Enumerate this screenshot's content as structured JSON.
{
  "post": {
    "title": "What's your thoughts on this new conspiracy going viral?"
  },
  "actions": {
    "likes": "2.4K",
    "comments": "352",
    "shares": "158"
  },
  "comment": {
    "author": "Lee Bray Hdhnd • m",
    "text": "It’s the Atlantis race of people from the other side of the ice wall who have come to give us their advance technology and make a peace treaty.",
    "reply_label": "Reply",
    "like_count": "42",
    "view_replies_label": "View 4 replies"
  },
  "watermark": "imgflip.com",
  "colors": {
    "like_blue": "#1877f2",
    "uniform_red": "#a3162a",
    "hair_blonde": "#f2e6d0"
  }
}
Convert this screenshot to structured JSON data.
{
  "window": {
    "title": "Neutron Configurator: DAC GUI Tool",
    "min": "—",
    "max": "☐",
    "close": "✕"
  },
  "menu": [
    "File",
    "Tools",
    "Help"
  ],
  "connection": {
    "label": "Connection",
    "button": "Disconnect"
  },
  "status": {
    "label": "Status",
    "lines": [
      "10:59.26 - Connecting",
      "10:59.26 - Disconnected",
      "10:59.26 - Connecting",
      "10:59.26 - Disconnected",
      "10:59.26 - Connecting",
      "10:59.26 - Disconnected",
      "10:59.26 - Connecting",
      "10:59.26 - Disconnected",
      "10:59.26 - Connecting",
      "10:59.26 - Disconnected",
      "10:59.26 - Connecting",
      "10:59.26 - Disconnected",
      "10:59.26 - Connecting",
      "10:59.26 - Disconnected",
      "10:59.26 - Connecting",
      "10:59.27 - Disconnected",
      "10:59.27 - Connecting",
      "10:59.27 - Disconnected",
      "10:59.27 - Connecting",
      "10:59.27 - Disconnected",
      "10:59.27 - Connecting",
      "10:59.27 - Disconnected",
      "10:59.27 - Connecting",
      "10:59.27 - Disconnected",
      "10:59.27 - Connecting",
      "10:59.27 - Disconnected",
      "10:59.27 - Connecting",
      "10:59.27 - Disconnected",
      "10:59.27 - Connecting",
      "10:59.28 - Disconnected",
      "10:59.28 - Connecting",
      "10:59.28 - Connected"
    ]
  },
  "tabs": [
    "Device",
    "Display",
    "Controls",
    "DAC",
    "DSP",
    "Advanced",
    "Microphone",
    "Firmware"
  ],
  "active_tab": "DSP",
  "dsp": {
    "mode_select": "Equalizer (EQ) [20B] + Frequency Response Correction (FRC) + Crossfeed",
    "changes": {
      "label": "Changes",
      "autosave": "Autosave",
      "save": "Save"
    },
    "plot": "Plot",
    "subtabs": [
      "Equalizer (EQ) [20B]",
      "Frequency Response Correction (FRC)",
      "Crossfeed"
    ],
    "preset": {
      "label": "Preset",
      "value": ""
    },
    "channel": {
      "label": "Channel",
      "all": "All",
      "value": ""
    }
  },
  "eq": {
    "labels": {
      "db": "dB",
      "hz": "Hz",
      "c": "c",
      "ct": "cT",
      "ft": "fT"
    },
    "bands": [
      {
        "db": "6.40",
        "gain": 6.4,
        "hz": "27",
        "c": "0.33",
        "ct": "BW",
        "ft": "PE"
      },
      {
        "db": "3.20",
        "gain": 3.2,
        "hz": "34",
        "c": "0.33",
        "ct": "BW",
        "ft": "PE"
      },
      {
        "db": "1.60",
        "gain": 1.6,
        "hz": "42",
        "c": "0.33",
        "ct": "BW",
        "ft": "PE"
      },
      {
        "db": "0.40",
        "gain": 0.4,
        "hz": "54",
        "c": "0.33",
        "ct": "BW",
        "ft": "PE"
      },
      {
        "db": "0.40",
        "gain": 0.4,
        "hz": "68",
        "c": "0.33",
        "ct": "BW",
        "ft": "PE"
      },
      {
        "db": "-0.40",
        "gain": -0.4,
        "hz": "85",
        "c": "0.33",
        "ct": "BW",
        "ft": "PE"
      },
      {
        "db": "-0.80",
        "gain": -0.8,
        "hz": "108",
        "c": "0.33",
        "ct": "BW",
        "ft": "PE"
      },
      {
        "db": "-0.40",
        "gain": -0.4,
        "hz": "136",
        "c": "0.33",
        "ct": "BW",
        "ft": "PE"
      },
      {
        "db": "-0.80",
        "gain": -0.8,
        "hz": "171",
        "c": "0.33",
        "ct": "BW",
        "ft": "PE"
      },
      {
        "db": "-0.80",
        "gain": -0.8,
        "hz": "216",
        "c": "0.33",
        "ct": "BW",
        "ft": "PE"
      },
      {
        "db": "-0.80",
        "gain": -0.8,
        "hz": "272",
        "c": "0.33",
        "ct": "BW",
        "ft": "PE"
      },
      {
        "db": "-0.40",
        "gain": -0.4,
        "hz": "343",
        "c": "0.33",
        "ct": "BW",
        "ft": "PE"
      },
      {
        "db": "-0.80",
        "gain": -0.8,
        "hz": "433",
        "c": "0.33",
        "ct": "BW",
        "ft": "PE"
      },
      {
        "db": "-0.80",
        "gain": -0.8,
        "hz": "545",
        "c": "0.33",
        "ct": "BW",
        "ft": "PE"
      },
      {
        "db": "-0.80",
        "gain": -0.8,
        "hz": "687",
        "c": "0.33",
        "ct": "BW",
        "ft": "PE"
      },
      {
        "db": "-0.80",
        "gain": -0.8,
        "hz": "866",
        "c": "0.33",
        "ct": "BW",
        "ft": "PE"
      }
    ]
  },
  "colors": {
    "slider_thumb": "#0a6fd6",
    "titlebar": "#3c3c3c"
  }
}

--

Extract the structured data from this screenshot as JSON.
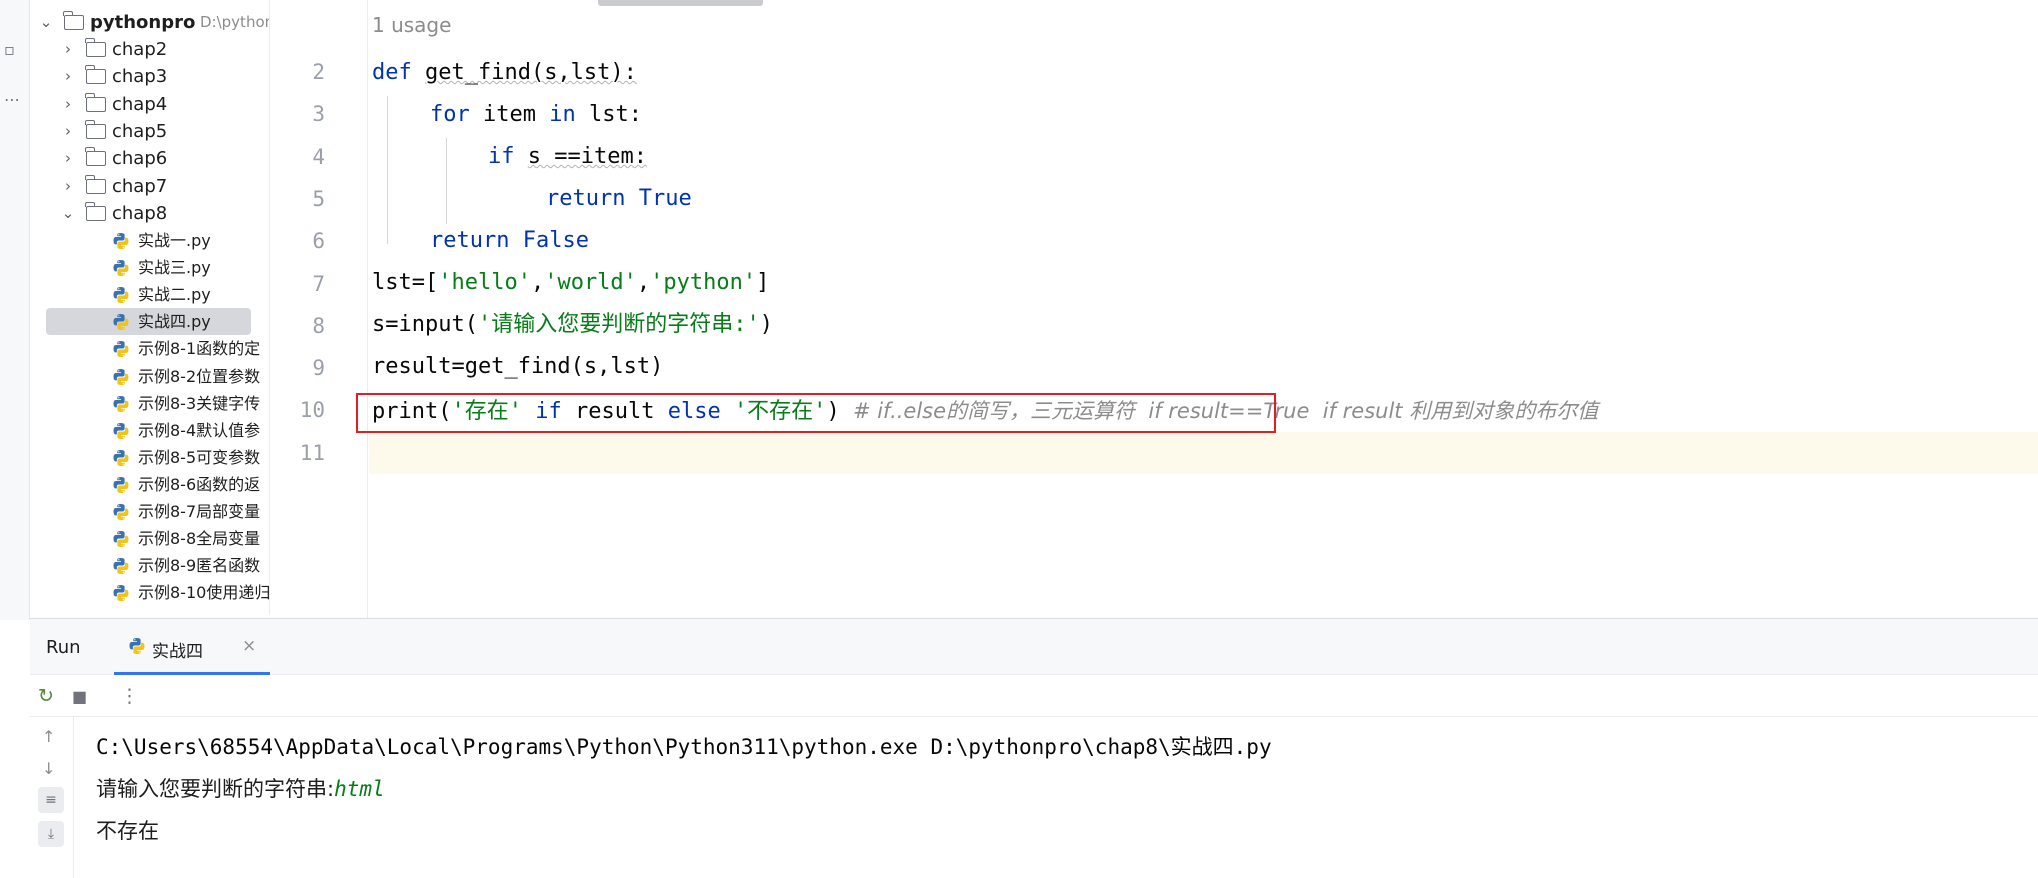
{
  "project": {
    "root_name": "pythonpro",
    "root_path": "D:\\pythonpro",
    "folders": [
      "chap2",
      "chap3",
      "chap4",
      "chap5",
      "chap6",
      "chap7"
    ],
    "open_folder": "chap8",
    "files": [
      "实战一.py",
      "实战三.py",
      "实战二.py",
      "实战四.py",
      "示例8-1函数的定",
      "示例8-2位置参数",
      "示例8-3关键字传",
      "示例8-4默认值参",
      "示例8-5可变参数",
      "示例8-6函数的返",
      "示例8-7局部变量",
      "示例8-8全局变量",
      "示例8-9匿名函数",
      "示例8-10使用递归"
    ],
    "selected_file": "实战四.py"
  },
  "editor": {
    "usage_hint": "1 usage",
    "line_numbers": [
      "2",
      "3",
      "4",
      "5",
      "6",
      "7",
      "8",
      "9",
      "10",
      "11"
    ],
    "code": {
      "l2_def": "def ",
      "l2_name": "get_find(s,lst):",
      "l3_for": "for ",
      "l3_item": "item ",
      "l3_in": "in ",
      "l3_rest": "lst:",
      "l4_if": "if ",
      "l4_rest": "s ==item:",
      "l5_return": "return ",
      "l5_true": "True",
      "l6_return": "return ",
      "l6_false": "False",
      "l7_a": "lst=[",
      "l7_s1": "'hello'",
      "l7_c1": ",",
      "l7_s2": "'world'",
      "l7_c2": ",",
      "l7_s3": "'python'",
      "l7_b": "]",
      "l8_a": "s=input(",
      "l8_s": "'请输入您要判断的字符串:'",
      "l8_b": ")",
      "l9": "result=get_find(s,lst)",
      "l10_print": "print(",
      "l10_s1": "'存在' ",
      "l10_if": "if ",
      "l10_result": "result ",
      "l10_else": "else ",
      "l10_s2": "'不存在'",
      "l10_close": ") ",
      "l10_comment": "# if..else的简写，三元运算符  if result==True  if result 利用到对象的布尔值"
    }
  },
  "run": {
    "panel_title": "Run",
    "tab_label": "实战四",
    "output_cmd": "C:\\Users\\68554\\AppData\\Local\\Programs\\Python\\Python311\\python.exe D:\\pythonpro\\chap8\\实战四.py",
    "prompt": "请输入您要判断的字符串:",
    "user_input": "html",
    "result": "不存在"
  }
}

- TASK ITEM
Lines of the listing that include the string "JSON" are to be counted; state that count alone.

- ANSWER SPACE
3